The only way to proceed, then, is to extract whatever we can from the indications of ch. 5, bearing the difficulties in mind. Perhaps the first lesson of ch. 5 in order of significance is one that it is at first sight surprising not to have had stated in the tetrachotomy of ch. 2 Thus it turns out in ch. 5 to be a central principle of the theory that the substantial individuals are absolutely basic and ultimate, not only overlying no deeper subject in either of the two possible ways (ib3~4), but themselves underlying all the other 'things that are': "all of the other things are either said-of the primary substances as subjects or else in them as subjects" (2a34), so that "if the primary substances did not exist it would be impossible for any of the other things to exist" (2b5).
2 Inherence speak not only of "an entity" but of "the entity a/something", at which point we are not much better off (so far as English goes) than in having to do the same with "substance", though we may with reason feel etymologically purer. Another possibility for ousia is "reality"; and no doubt we can swallow "a reality" (as in "an individual ox is a reality"). 15 If I could invent it without two millennia of background, I would render ousia as "entity", but it is a small choice, and "substance" is deeply entrenched.
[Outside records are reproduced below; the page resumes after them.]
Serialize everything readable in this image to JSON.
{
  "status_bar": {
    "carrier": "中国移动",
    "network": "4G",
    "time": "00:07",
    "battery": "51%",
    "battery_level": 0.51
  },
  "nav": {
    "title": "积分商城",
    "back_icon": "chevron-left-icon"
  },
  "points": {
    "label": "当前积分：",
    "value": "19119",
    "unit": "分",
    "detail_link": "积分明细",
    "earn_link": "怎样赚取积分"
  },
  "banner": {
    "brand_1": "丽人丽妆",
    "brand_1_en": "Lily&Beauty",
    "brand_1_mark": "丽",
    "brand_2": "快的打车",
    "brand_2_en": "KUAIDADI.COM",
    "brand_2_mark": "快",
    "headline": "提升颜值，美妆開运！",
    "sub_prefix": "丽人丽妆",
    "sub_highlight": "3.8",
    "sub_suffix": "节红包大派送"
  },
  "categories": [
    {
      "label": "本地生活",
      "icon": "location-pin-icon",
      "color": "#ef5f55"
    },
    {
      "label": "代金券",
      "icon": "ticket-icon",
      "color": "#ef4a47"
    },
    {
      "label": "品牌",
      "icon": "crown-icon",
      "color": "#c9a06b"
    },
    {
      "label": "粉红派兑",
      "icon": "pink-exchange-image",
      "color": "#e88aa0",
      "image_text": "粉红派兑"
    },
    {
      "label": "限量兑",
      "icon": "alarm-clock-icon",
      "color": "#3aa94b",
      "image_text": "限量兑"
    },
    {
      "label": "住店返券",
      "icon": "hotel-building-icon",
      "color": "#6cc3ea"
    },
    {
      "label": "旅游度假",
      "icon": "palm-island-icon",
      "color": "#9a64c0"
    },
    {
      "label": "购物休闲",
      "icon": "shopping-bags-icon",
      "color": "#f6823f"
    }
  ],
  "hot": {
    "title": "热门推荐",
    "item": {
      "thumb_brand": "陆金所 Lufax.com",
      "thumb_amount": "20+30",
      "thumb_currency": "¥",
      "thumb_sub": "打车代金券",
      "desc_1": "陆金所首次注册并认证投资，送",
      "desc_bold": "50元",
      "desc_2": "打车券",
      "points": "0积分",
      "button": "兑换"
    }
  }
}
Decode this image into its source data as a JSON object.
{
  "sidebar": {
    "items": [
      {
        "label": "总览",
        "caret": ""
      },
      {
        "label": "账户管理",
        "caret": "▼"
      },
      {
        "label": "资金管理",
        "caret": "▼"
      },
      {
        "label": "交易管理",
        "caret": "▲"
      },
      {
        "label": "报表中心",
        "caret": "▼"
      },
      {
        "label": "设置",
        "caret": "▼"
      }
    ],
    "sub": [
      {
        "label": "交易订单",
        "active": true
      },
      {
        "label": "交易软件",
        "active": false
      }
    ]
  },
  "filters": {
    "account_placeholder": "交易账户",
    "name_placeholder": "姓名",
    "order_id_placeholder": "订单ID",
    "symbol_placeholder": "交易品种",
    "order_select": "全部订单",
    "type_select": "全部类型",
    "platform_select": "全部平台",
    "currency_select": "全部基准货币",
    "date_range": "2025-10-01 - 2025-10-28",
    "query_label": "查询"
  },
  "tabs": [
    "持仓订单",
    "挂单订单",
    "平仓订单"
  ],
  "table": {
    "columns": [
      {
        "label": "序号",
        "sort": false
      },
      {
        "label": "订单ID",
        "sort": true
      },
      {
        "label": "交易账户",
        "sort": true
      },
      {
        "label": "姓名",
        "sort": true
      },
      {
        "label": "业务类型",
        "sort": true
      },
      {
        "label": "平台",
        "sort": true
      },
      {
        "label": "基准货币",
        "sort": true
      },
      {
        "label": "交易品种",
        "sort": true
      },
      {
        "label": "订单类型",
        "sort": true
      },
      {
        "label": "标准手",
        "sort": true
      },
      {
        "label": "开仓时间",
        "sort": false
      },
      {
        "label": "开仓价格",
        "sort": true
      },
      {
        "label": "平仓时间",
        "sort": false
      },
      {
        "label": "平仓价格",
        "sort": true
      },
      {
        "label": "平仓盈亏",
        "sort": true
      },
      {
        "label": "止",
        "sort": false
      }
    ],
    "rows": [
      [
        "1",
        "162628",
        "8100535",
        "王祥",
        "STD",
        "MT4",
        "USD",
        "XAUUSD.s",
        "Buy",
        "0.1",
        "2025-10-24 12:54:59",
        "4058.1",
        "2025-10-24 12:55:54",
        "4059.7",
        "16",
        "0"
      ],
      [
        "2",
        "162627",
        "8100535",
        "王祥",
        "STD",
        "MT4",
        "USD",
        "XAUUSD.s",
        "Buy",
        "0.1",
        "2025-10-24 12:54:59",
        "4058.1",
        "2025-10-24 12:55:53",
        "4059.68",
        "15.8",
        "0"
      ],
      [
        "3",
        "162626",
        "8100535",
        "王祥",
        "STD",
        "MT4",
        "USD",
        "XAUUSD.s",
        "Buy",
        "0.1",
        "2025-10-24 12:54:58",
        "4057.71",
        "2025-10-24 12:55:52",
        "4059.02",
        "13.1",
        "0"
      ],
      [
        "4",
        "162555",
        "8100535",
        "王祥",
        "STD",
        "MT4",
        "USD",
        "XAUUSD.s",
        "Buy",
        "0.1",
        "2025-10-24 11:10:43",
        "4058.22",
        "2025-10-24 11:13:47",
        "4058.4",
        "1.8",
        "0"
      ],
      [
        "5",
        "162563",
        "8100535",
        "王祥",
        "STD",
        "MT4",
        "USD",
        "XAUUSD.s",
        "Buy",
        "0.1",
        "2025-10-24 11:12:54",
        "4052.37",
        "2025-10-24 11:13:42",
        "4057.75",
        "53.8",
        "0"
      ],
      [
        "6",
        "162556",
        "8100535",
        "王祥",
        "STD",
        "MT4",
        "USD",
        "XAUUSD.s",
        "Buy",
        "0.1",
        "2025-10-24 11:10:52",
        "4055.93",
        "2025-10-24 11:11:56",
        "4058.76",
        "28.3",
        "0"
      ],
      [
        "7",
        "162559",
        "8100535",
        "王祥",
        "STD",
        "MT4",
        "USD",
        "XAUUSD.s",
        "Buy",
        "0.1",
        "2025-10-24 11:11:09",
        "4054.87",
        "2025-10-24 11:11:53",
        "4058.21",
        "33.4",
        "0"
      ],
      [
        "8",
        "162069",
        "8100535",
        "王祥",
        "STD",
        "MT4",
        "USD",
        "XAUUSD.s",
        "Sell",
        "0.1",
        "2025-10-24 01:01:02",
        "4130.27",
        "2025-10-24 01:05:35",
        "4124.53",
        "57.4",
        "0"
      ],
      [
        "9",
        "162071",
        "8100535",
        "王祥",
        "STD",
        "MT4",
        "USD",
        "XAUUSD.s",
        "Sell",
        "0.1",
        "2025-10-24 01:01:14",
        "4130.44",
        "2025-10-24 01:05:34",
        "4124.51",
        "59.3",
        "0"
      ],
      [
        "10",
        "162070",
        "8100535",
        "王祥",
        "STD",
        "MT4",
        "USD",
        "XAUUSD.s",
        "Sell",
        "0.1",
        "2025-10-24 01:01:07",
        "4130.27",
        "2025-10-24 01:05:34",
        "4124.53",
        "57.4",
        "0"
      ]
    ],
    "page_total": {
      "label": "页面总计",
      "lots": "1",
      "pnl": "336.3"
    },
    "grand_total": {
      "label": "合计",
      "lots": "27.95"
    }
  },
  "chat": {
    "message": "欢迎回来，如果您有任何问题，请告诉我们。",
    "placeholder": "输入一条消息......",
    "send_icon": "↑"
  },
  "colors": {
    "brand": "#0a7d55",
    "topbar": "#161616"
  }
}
16 above). 2 Recall that the nature of these individual nonsubstances is still scheduled for further discussion in §5. 28 §4 Said-of a subject: the case of substance accordance with the Cats, view that the more of a subject something is, the more of a substance it is; and so it is not surprising that in these stakes it turns out that the species is "more substance" than the genus, since it is subject for more than the genus is, namely for the genus itself, which is said-of the species but not conversely (2^17—22).